START WORKING DATA

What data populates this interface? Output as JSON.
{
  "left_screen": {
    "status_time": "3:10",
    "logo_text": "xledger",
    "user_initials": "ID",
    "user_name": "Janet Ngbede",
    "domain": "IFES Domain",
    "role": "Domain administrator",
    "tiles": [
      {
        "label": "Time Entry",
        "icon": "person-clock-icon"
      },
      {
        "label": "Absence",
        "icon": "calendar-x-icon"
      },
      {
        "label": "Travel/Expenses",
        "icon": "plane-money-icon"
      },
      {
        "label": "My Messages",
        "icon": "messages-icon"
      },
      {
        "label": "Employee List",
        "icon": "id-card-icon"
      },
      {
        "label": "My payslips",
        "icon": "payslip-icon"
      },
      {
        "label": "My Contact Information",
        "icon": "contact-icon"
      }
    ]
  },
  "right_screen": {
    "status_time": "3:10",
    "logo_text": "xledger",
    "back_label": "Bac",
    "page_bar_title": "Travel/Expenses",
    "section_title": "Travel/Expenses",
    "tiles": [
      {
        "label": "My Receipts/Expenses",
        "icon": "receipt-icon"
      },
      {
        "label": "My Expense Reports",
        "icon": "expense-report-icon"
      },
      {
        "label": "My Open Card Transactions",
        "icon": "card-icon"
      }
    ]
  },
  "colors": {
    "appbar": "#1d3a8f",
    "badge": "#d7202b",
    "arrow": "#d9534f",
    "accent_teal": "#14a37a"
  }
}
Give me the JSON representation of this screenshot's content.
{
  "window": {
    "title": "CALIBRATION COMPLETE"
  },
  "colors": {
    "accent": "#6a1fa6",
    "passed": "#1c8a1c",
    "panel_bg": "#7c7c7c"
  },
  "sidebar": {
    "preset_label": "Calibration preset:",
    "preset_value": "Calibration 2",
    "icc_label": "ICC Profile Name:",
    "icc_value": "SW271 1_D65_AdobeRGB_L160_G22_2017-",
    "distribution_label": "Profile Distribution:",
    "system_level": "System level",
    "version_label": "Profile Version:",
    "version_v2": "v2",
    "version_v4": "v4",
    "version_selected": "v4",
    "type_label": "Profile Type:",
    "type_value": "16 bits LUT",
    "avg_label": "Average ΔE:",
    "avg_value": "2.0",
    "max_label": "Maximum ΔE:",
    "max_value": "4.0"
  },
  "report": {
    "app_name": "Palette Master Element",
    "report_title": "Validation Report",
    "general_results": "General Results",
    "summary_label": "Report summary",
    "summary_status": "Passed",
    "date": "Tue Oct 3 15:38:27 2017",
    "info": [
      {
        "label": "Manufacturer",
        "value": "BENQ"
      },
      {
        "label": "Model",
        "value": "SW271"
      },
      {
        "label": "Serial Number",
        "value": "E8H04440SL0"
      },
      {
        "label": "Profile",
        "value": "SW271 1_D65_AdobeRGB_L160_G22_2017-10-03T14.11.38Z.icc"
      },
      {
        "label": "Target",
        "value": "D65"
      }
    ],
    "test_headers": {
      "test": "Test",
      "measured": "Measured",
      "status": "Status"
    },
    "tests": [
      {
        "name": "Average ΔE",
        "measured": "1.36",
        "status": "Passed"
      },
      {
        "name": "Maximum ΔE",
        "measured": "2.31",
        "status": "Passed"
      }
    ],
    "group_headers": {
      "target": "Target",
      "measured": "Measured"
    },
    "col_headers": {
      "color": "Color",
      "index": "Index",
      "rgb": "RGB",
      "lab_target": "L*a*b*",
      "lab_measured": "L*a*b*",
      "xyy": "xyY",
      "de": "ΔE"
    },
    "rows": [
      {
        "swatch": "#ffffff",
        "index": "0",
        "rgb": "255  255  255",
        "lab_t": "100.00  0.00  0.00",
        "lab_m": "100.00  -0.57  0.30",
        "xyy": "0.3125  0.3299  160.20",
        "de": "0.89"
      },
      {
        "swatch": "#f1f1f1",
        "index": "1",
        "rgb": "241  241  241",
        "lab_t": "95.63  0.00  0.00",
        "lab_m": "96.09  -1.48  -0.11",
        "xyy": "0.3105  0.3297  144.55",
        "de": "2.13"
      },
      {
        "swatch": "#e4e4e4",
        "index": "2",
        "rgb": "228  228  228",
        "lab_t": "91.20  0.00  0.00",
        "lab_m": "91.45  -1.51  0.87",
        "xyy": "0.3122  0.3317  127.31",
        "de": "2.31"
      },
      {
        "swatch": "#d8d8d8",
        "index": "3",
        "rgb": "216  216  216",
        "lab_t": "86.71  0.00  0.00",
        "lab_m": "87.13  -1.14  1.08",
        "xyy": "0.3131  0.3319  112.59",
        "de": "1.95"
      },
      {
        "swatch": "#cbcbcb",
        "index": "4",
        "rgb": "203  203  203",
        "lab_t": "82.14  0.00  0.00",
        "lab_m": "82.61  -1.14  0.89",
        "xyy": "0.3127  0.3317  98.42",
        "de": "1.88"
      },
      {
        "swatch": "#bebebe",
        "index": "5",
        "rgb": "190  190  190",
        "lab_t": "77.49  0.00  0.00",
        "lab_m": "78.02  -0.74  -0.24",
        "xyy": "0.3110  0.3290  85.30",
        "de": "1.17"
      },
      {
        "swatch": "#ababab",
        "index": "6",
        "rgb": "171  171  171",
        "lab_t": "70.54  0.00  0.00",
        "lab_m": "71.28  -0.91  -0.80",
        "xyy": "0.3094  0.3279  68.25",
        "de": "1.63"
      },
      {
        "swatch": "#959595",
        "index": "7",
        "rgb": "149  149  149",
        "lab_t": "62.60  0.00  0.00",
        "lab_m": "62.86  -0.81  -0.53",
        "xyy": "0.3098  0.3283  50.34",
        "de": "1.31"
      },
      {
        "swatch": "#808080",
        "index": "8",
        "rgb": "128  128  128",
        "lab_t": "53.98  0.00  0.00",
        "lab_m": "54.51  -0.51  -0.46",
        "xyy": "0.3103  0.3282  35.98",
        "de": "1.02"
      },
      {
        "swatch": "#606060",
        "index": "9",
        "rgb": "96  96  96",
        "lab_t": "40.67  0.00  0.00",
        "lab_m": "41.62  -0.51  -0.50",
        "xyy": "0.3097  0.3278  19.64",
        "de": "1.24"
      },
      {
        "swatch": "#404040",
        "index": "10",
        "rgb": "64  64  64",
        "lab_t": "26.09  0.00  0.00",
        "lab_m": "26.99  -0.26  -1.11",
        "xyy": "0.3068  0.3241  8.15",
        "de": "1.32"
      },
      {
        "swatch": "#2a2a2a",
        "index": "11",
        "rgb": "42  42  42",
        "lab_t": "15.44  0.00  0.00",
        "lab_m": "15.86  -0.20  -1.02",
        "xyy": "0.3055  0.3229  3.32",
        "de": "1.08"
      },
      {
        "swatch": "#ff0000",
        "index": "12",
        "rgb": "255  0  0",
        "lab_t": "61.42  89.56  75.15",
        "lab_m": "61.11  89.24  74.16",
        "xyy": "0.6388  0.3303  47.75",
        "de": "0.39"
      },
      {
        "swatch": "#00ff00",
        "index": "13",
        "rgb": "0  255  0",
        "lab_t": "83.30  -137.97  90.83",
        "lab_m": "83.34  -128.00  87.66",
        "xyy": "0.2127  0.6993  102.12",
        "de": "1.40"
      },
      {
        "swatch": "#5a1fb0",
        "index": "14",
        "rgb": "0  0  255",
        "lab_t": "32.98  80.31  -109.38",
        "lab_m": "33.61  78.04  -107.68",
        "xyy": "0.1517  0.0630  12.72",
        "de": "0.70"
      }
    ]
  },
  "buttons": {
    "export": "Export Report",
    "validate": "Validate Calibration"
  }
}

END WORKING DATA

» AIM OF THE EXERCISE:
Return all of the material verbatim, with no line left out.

» WRITTEN SOLUTION:
What data populates this interface? Output as JSON.
{
  "left_screen": {
    "status_time": "3:10",
    "logo_text": "xledger",
    "user_initials": "ID",
    "user_name": "Janet Ngbede",
    "domain": "IFES Domain",
    "role": "Domain administrator",
    "tiles": [
      {
        "label": "Time Entry",
        "icon": "person-clock-icon"
      },
      {
        "label": "Absence",
        "icon": "calendar-x-icon"
      },
      {
        "label": "Travel/Expenses",
        "icon": "plane-money-icon"
      },
      {
        "label": "My Messages",
        "icon": "messages-icon"
      },
      {
        "label": "Employee List",
        "icon": "id-card-icon"
      },
      {
        "label": "My payslips",
        "icon": "payslip-icon"
      },
      {
        "label": "My Contact Information",
        "icon": "contact-icon"
      }
    ]
  },
  "right_screen": {
    "status_time": "3:10",
    "logo_text": "xledger",
    "back_label": "Bac",
    "page_bar_title": "Travel/Expenses",
    "section_title": "Travel/Expenses",
    "tiles": [
      {
        "label": "My Receipts/Expenses",
        "icon": "receipt-icon"
      },
      {
        "label": "My Expense Reports",
        "icon": "expense-report-icon"
      },
      {
        "label": "My Open Card Transactions",
        "icon": "card-icon"
      }
    ]
  },
  "colors": {
    "appbar": "#1d3a8f",
    "badge": "#d7202b",
    "arrow": "#d9534f",
    "accent_teal": "#14a37a"
  }
}
Give me the JSON representation of this screenshot's content.
{
  "window": {
    "title": "CALIBRATION COMPLETE"
  },
  "colors": {
    "accent": "#6a1fa6",
    "passed": "#1c8a1c",
    "panel_bg": "#7c7c7c"
  },
  "sidebar": {
    "preset_label": "Calibration preset:",
    "preset_value": "Calibration 2",
    "icc_label": "ICC Profile Name:",
    "icc_value": "SW271 1_D65_AdobeRGB_L160_G22_2017-",
    "distribution_label": "Profile Distribution:",
    "system_level": "System level",
    "version_label": "Profile Version:",
    "version_v2": "v2",
    "version_v4": "v4",
    "version_selected": "v4",
    "type_label": "Profile Type:",
    "type_value": "16 bits LUT",
    "avg_label": "Average ΔE:",
    "avg_value": "2.0",
    "max_label": "Maximum ΔE:",
    "max_value": "4.0"
  },
  "report": {
    "app_name": "Palette Master Element",
    "report_title": "Validation Report",
    "general_results": "General Results",
    "summary_label": "Report summary",
    "summary_status": "Passed",
    "date": "Tue Oct 3 15:38:27 2017",
    "info": [
      {
        "label": "Manufacturer",
        "value": "BENQ"
      },
      {
        "label": "Model",
        "value": "SW271"
      },
      {
        "label": "Serial Number",
        "value": "E8H04440SL0"
      },
      {
        "label": "Profile",
        "value": "SW271 1_D65_AdobeRGB_L160_G22_2017-10-03T14.11.38Z.icc"
      },
      {
        "label": "Target",
        "value": "D65"
      }
    ],
    "test_headers": {
      "test": "Test",
      "measured": "Measured",
      "status": "Status"
    },
    "tests": [
      {
        "name": "Average ΔE",
        "measured": "1.36",
        "status": "Passed"
      },
      {
        "name": "Maximum ΔE",
        "measured": "2.31",
        "status": "Passed"
      }
    ],
    "group_headers": {
      "target": "Target",
      "measured": "Measured"
    },
    "col_headers": {
      "color": "Color",
      "index": "Index",
      "rgb": "RGB",
      "lab_target": "L*a*b*",
      "lab_measured": "L*a*b*",
      "xyy": "xyY",
      "de": "ΔE"
    },
    "rows": [
      {
        "swatch": "#ffffff",
        "index": "0",
        "rgb": "255  255  255",
        "lab_t": "100.00  0.00  0.00",
        "lab_m": "100.00  -0.57  0.30",
        "xyy": "0.3125  0.3299  160.20",
        "de": "0.89"
      },
      {
        "swatch": "#f1f1f1",
        "index": "1",
        "rgb": "241  241  241",
        "lab_t": "95.63  0.00  0.00",
        "lab_m": "96.09  -1.48  -0.11",
        "xyy": "0.3105  0.3297  144.55",
        "de": "2.13"
      },
      {
        "swatch": "#e4e4e4",
        "index": "2",
        "rgb": "228  228  228",
        "lab_t": "91.20  0.00  0.00",
        "lab_m": "91.45  -1.51  0.87",
        "xyy": "0.3122  0.3317  127.31",
        "de": "2.31"
      },
      {
        "swatch": "#d8d8d8",
        "index": "3",
        "rgb": "216  216  216",
        "lab_t": "86.71  0.00  0.00",
        "lab_m": "87.13  -1.14  1.08",
        "xyy": "0.3131  0.3319  112.59",
        "de": "1.95"
      },
      {
        "swatch": "#cbcbcb",
        "index": "4",
        "rgb": "203  203  203",
        "lab_t": "82.14  0.00  0.00",
        "lab_m": "82.61  -1.14  0.89",
        "xyy": "0.3127  0.3317  98.42",
        "de": "1.88"
      },
      {
        "swatch": "#bebebe",
        "index": "5",
        "rgb": "190  190  190",
        "lab_t": "77.49  0.00  0.00",
        "lab_m": "78.02  -0.74  -0.24",
        "xyy": "0.3110  0.3290  85.30",
        "de": "1.17"
      },
      {
        "swatch": "#ababab",
        "index": "6",
        "rgb": "171  171  171",
        "lab_t": "70.54  0.00  0.00",
        "lab_m": "71.28  -0.91  -0.80",
        "xyy": "0.3094  0.3279  68.25",
        "de": "1.63"
      },
      {
        "swatch": "#959595",
        "index": "7",
        "rgb": "149  149  149",
        "lab_t": "62.60  0.00  0.00",
        "lab_m": "62.86  -0.81  -0.53",
        "xyy": "0.3098  0.3283  50.34",
        "de": "1.31"
      },
      {
        "swatch": "#808080",
        "index": "8",
        "rgb": "128  128  128",
        "lab_t": "53.98  0.00  0.00",
        "lab_m": "54.51  -0.51  -0.46",
        "xyy": "0.3103  0.3282  35.98",
        "de": "1.02"
      },
      {
        "swatch": "#606060",
        "index": "9",
        "rgb": "96  96  96",
        "lab_t": "40.67  0.00  0.00",
        "lab_m": "41.62  -0.51  -0.50",
        "xyy": "0.3097  0.3278  19.64",
        "de": "1.24"
      },
      {
        "swatch": "#404040",
        "index": "10",
        "rgb": "64  64  64",
        "lab_t": "26.09  0.00  0.00",
        "lab_m": "26.99  -0.26  -1.11",
        "xyy": "0.3068  0.3241  8.15",
        "de": "1.32"
      },
      {
        "swatch": "#2a2a2a",
        "index": "11",
        "rgb": "42  42  42",
        "lab_t": "15.44  0.00  0.00",
        "lab_m": "15.86  -0.20  -1.02",
        "xyy": "0.3055  0.3229  3.32",
        "de": "1.08"
      },
      {
        "swatch": "#ff0000",
        "index": "12",
        "rgb": "255  0  0",
        "lab_t": "61.42  89.56  75.15",
        "lab_m": "61.11  89.24  74.16",
        "xyy": "0.6388  0.3303  47.75",
        "de": "0.39"
      },
      {
        "swatch": "#00ff00",
        "index": "13",
        "rgb": "0  255  0",
        "lab_t": "83.30  -137.97  90.83",
        "lab_m": "83.34  -128.00  87.66",
        "xyy": "0.2127  0.6993  102.12",
        "de": "1.40"
      },
      {
        "swatch": "#5a1fb0",
        "index": "14",
        "rgb": "0  0  255",
        "lab_t": "32.98  80.31  -109.38",
        "lab_m": "33.61  78.04  -107.68",
        "xyy": "0.1517  0.0630  12.72",
        "de": "0.70"
      }
    ]
  },
  "buttons": {
    "export": "Export Report",
    "validate": "Validate Calibration"
  }
}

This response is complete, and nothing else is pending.